The first impression one gets of Dear Pina is not from the performance, but the space.
Built in the late 19th century, the Breeding Barn is a huge architectural triumph, four stories high and longer than a football field.
Natural light streams in from above, and barn swallows and pigeons fly overhead.
It’s a building with history, and sets a gothic tone for a run-through of Dear Pina.
An electronic score fills the space, as the 35 dancers spread out across the vast dirt floor.
For the next hour and a half, the audience is treated to a series of ghostly vignettes inspired by the collected works of Pina Bausch.
The dancers run as a group at top speed through the barn.
They break off into individual tableaus, and engage in repetitive motion.
They form a line with old-fashioned suitcases, and await their turns for a dance competition.
An elderly couple in over-sized shoes shuffles across the barn in slow-motion, finally taking their seats in a second floor alcove.
The performance is a tour de force for this collection of Vermont dancers, one moment arcing and twisting their bodies, the next engaged in propulsive aerobic motion.
Paul Besaw of Burlington is a member of the Dear Pina ensemble, and teaches dance at the University of Vermont.
He says Bausch is a figure who quickly stood out among her contemporaries in the 1960’s and 70’s.
Besaw says she came into this realm of creating dance theater at a time when it was very new, and then she developed a very particular take at how to use really trained dancers in really fantastic ways that weren’t so much about technical virtuosity.
Lida Winfield of Burlington is also a member of the ensemble.
Winfield says that Hannah Dennison has distilled the essence of Pina Bausch choreography, including working with a large ensemble.
According to Winfield, Bausch was also interested in repetition, and in that way her work was somewhat relentless, ‘we’re gonna repeat the same thing over and over again until we are exhausted and sweaty and see how that changes the movement and how that experience is both for dancers as well as for audience members’.
Winfield says the working in the vast expanse of the Breeding Barn is a liberating experience that presents its own set of challenges.

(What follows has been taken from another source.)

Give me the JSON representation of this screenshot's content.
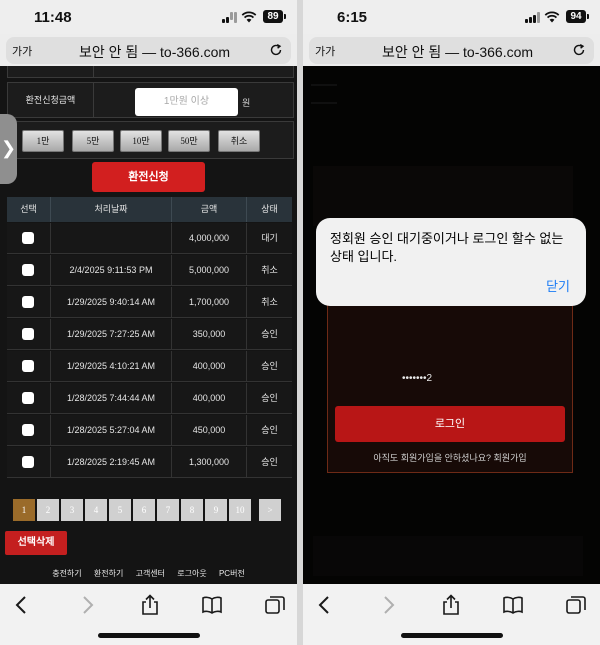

Winfield says, "Part of it is just our physicality, right, that there’s a lot of running, need to really cover your ground and get to where you need to be, and also just to remember that there are viewers, even when you’re 70 feet away from them, that they can see you and that your presence needs to be big and tall and clear"
Director and co-choreographer Hannah Dennison says that Dear Pina is the piece she has been waiting her whole life to create.
She says Bausch would come to rehearsals with reflective questions for her dancers, a practice that was widely copied.
Dennison began her project in much the same way.
She says, "They were delving into their own selves, and when you went to see a piece of hers, it was based in relationships that a lot of what went on onstage was about the people who were in the piece"
Dennison says the process added a level of emotional color to Bausch’s work that wasn’t often seen at that time.
And she notes that while Bausch rarely worked in non-traditional spaces, the Breeding Barn is an ideal space to represent her spirit.
Dennison says, "Most what I was after with this space was the scale of it, so that it would contain the scale of what I remember and experienced her work to be like".
The electronic score for Dear Pina was written by Dennison’s partner, Dave Severance.
The costumes are meant to evoke the interiors of the barn, utilizing browns, grays and cream colors.
According to Dennison, "This piece is a little bit of another world. We’re honoring someone who’s in another world now, so the colors, we felt like it was important for us to be like a cloud, or like a ghost".
It’s clear that Dear Pina is meant to summon specters of past lives.
But Dennison says that Bausch’s work was large and open enough to evoke very personal reactions, and she hopes that her creation has the same affect.
Dennison says, "You could come and see it and have your own experience and I could come and see it and have my own experience, and if we compared notes afterwards, it would be different, but we would still have a strong visceral kinetic emotional experience seeing the work"
The experience of watching Dear Pina involves a large number of intertwining elements: the dancers, the music, the setting, the birds, and indeed, the implied histories of the audience and the space.
And if there are ghosts in the Breeding Barn, they too will enjoy sharing an evening with the spirit of Pina Bausch.
Dear Pina will be performed June 25th through the 30th at the Breeding Barn at Shelburne Farms.